Category Archives: Medication

Reviewing Psychiatry Disrupted

Psychiatry Disrupted was released in 2014, making it a relatively new book on the topic of anti-psychiatry. The editor’s introduction argues that anti-psychiatrists often do not focus enough on what an alternative to psychiatry would look like and this book is intended to fill this gap. Since most the well known classic anti-psychiatry texts are rather old and since they usually criticise psychiatry without sufficiently outlining an alternative I was interested in this book. Whilst I am far from being an anti-psychiatrist myself, I wanted to see what a modern alternative to psychiatry would look like. Unfortunately, I think this book fell quite far short of this objective.

Firstly, many articles often criticise psychiatry without actually explaining why psychiatry might be wrong. This does not occur on every issue but sometimes it is stated as a given that psychiatry is in error. For example, some authors simply criticise psychiatric classifications without explaining why they might be flawed. This is problematic because the problems with classifications are complicated. Generally, most psychiatric classifications are trade-offs, a committee having choices over how to formulate them and generally any advantages to a way of classifying will also involve disadvantages. For example, lumping vs splitting, or not otherwise specified being vague but allows more coverage, or having narrow but specific diagnosis vs broader ones which over-lap with each other. Now, it could be argued that psychiatrists are choosing a bad combination of advantages and disadvantages, or that any possible combination of advantages are always outweighed by disadvantages. I don’t think that myself but at least making that argument would be better than an outright dismissal without argument. This occurs too many times in the book.

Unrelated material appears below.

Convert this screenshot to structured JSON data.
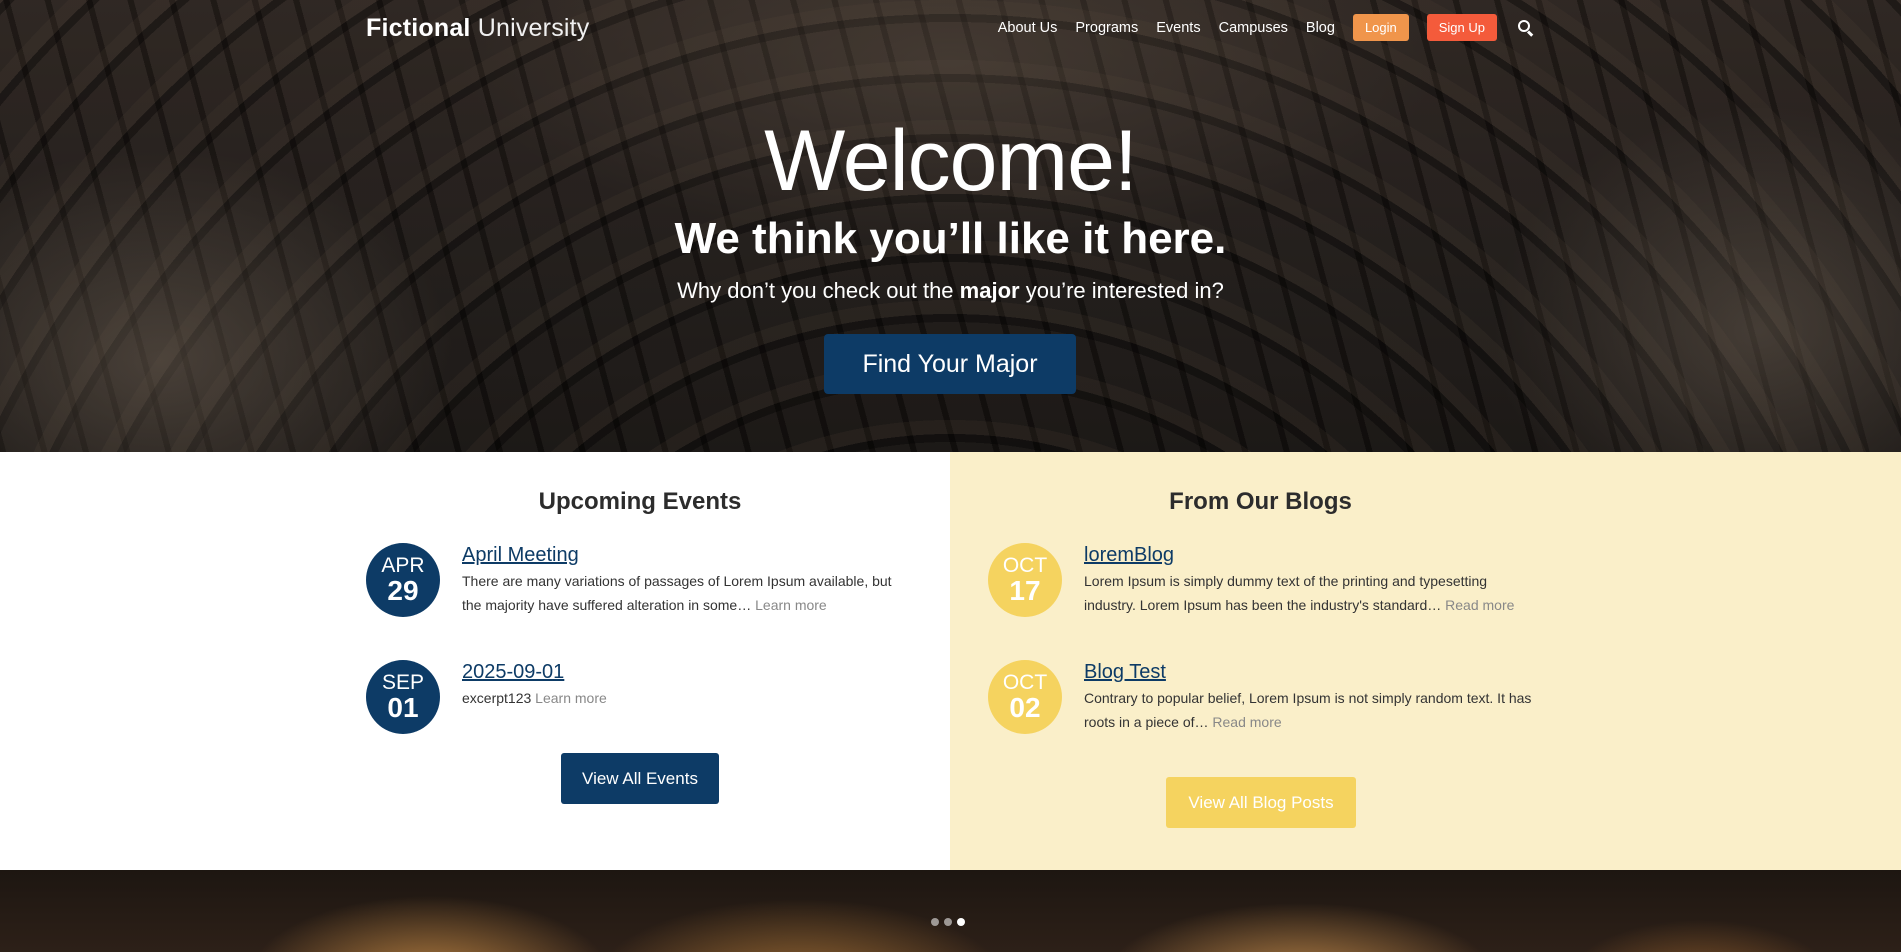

Secondly, there was relatively little on what an alternative to psychiatry would look like. There is quite a lot of detail about how different groups with diverse interests could get together to oppose psychiatry. In a sense this moves the anti-psychiatry movement forward, in that we know anti-psychiatry objects to psychiatry and this book shows new ways to go about objecting. But I’m still uncertain what should replace psychiatry. I got the impression that an alternative would involve more psychotherapy, less drugs, more user involvement and more user choice. In principle, I could agree with all that, but doing this would not require an end to psychiatry. This would still leave room for psychiatrists to classify and proscribe drugs, just that psychiatrists would more often refer people for psychotherapy and involve the user more. So this is hardly a massive overhaul of psychiatry. If the anti-psychiatry movement has something more radical in mind then I want to see it explicitly outlined, a detailed alternative of what would replace psychiatry.

The book did have some good points. It went into quite a lot of detail about how various different interests groups might conflict and gave some reasoned arguments about how to resolve these conflicts or who should get priority. It also had some innovative ideas about how different groups could work together. Additionally, it did highlight, often with practical examples, various ways in which psychiatric patients can be oppressed, devalued or misinterpreted, primarily due to false assumptions on the part of psychiatrists and care workers. Some of these issues were subtle and worth reading about.

Classifications and medication

Washington Post headline “Most antipsychotic drugs prescribed to teens without mental health diagnosis, study says” (from article). From the article: “60 percent of those ages 1-6, 56.7 percent of those ages 7-12, 62 percent of those ages 13-18, and 67.1 percent of young adults, ages 19-24, taking these drugs had no outpatient or inpatient claim indicating a mental disorder diagnosis”.

The implicit notion here seems to be one of surprise and concern: surely people should have a diagnosis before they are given drugs. Interestingly, many philosophers of psychiatry might disagree. Philosophers of psychiatry often complain that most people do not neatly fit classifications, typically they meet the diagnostic criteria for numerous classifications, they exhibit symptoms below the threshold of criteria some classifications, their behaviour changes over time so they no longer fits previously diagnosis, the cut off points required for diagnosis are arbitrary conventions, etc. In essence, many philosophers reject the current categorical approach (you have either have this diagnosis or you do not) and instead prefer a dimensional model (you lie on a continuum with normality, exhibiting a range of symptoms to varying degrees [this is somewhat of a simplification]).

A consequence of the dimensional approach is that classifications are not so important. On a dimensional approach a doctor needs know what symptoms you exhibit, not which classification you does a half-hearted job of describing your symptoms. Surely then prescribing medication without providing a diagnosis is perfectly acceptable.

I personally prefer a categorical approach and plausibly this issue over drugs shows an advantage of categorical classifications. You need meet a set of fairly stringent criteria to get a diagnosis. On one hand this means some people who have some but not all the symptoms go undiagnosed, on the other it means diagnosis cannot be (should not be) handed out to all who want it. If a diagnosis is generally required to prescribe strong medication then we have an additional safety net above and beyond the judgment of a single doctor prescribing drugs since diagnosis usually requires a specialist. Of course, there are times when someone needs medication immediately and cannot wait for diagnosis, but surely that situation would not cover half of all adolescents?